Lisa Levy's brilliant new crime and mystery fiction focused website published a wonderful, and thorough, piece on Lewis and GBH by Brian Greene, which among other things, says: "While [Get Carter] will likely always be the most noted of Ted Lewis’s nine novels, GBH, the final book Lewis published, is his masterwork."

That rest can be read HERE.


THE BARNES & NOBLE REVIEW"Ted Lewis and His Kitchen Sink Thrillers"

The online literary review of the nation's largest brick & mortar bookstore chain, and the company where I had my first book related job, ran a terrific review by Charles Taylor about the Carter Trilogy and GBH. Taylor pulls no punches: "Lewis remains a sharp social anatomist of the hopelessness and soul-sucking dinginess of his era. Starting with [Get Carter], Lewis sketched the horror of a Britain where home was the kitchen sink, the sodden bar towel, the decrepit industrial landscape."

You can read the rest of Charles Taylor's review HERE.


And hopefully there's more to come!

The Swan Song of a Hardboiled Master: GBH pubs on 4/21
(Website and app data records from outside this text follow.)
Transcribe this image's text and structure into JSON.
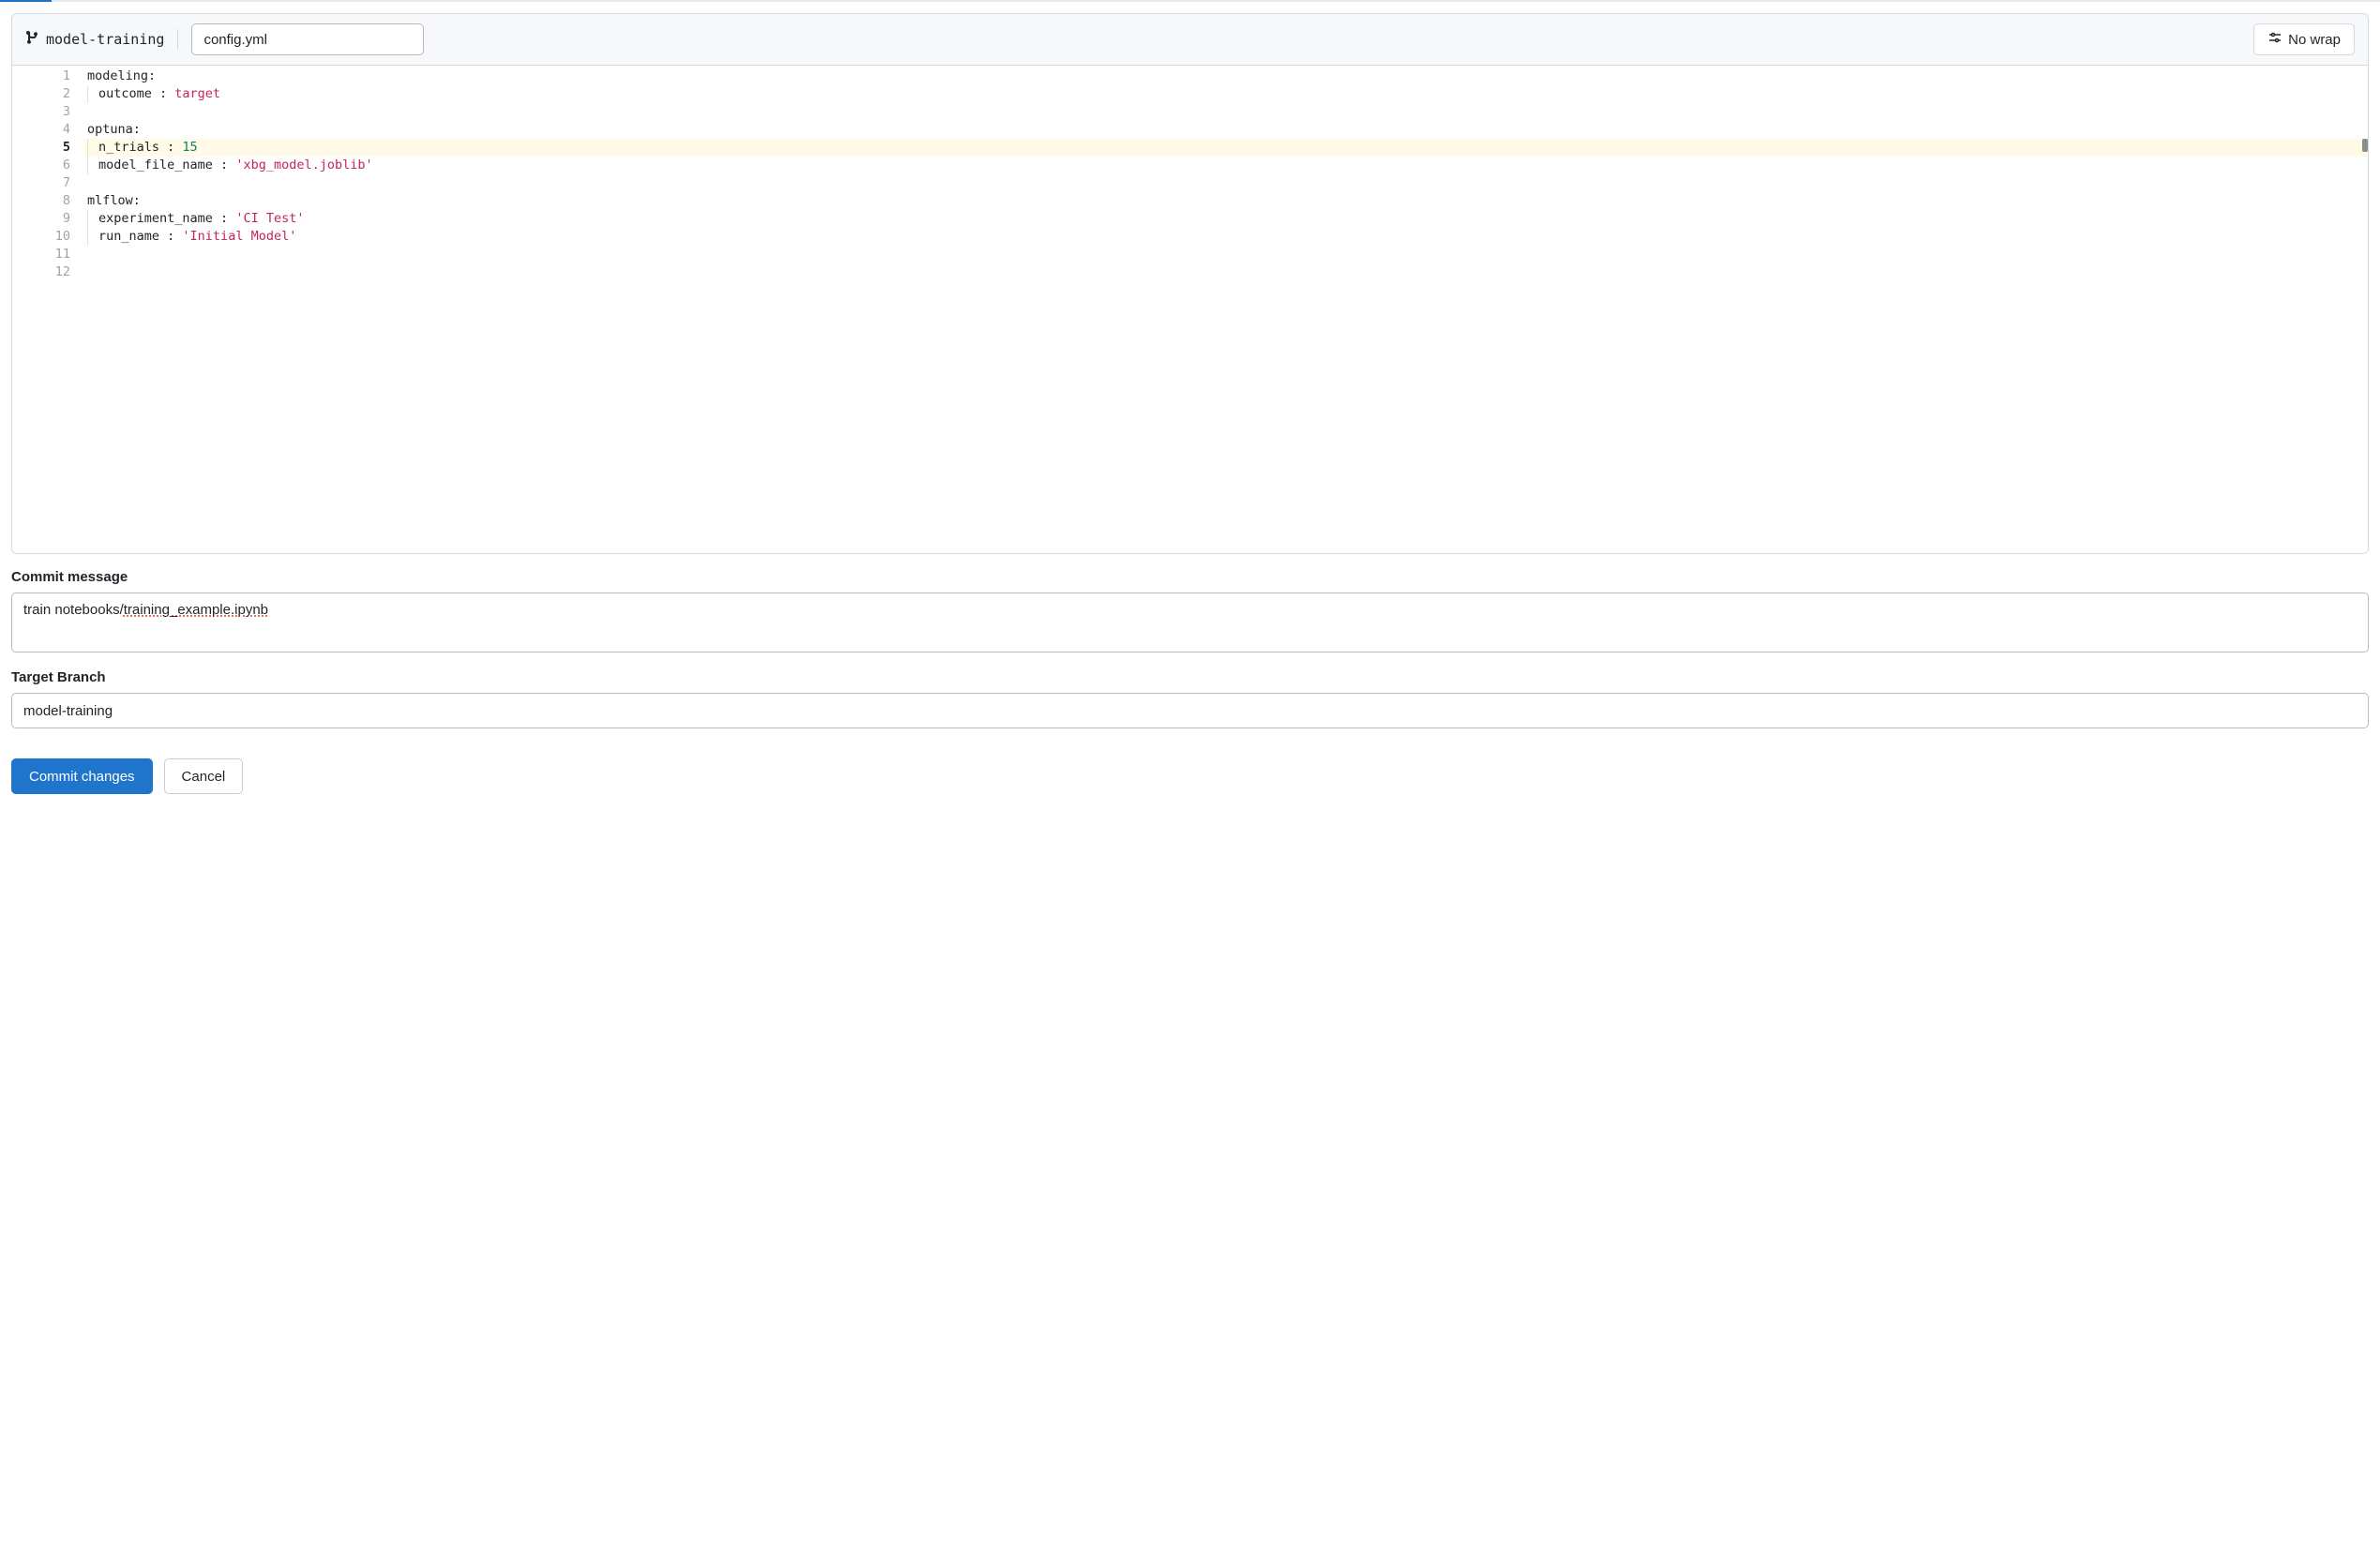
{
  "toolbar": {
    "branch": "model-training",
    "filename": "config.yml",
    "nowrap_label": "No wrap"
  },
  "editor": {
    "line_count": 12,
    "active_line": 5,
    "lines": [
      [
        {
          "t": "key",
          "v": "modeling"
        },
        {
          "t": "punct",
          "v": ":"
        }
      ],
      [
        {
          "t": "indent"
        },
        {
          "t": "key",
          "v": "outcome "
        },
        {
          "t": "punct",
          "v": ": "
        },
        {
          "t": "str",
          "v": "target"
        }
      ],
      [],
      [
        {
          "t": "key",
          "v": "optuna"
        },
        {
          "t": "punct",
          "v": ":"
        }
      ],
      [
        {
          "t": "indent"
        },
        {
          "t": "key",
          "v": "n_trials "
        },
        {
          "t": "punct",
          "v": ": "
        },
        {
          "t": "num",
          "v": "15"
        }
      ],
      [
        {
          "t": "indent"
        },
        {
          "t": "key",
          "v": "model_file_name "
        },
        {
          "t": "punct",
          "v": ": "
        },
        {
          "t": "str",
          "v": "'xbg_model.joblib'"
        }
      ],
      [],
      [
        {
          "t": "key",
          "v": "mlflow"
        },
        {
          "t": "punct",
          "v": ":"
        }
      ],
      [
        {
          "t": "indent"
        },
        {
          "t": "key",
          "v": "experiment_name "
        },
        {
          "t": "punct",
          "v": ": "
        },
        {
          "t": "str",
          "v": "'CI Test'"
        }
      ],
      [
        {
          "t": "indent"
        },
        {
          "t": "key",
          "v": "run_name "
        },
        {
          "t": "punct",
          "v": ": "
        },
        {
          "t": "str",
          "v": "'Initial Model'"
        }
      ],
      [],
      []
    ]
  },
  "form": {
    "commit_message_label": "Commit message",
    "commit_message_pre": "train notebooks/",
    "commit_message_spell": "training_example.ipynb",
    "target_branch_label": "Target Branch",
    "target_branch_value": "model-training",
    "commit_button": "Commit changes",
    "cancel_button": "Cancel"
  }
}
GBH is a novel as direct as it is stunning . . . I reckon he knew a good deal of what he was writing about from very close to—perhaps dangerously so. That leaps out of the work immediately.
— Derek Raymond, author of the Factory novels


IndieBound  |  Barnes & Noble  | Amazon

The most enigmatic novel by the author of Get Carter and the Jack Carter Trilogy, GBH is perhaps Ted Lewis' finest piece of writing and soon to be available for the first time in decades.

Among crime fiction enthusiasts it is a book of near mythical legend, available only via rare book dealers for exorbitant prices. GBH was published as a paperback original at a low point in the career of its author. Within a year of its publication the book was out of print and its author dead of alcohol related disease. Lewis was only 42.

That last and grimmest detail is what perhaps makes GBH so fascinating and tragic. The two novels that preceded it were among Lewis' least inspired. The sharp wit was there but so too was a cynicism and meanness that no longer contained the emotional resonance of his previous work.

And yet while his health was failing, and at the lowest point in his still young career, Lewis wrote the brilliantly sinister GBH, a novel that captures nearly every theme the author addressed during his all too short life. In a pair of narratives you are given "The Smoke" of 1970s London, where a ruthless crime lord is losing grasp on his sanity and empire, and "The Sea" of an English beach town in the off season, where the same man now lives in hiding, his empire in shambles and his identity uncertain.

The classic Lewis themes concerning the contrast between big and small town life, the ruthlessness of organized crime, and the high cost of violence are all present in GBH just as they were in his groundbreaking second novel, Get Carter. So too are the richly drawn characters, whether they are vicious gangsters or boardwalk townies living out their lives in the sleepy off-season. But GBH has something more: a delightfully clever twisting of plot that lends it a near supernatural air.

GBH is not the influential "blueprint" that Get Carter was. It did not influence the way crime stories are told. It is however a masterpiece of crime fiction and a wholly singular novel. Gritty, creepy, fascinating. 

It is now available for the first time in North America, and for the first time in hardcover and ebook formats. It's time this novel finds its place in the crime fiction canon.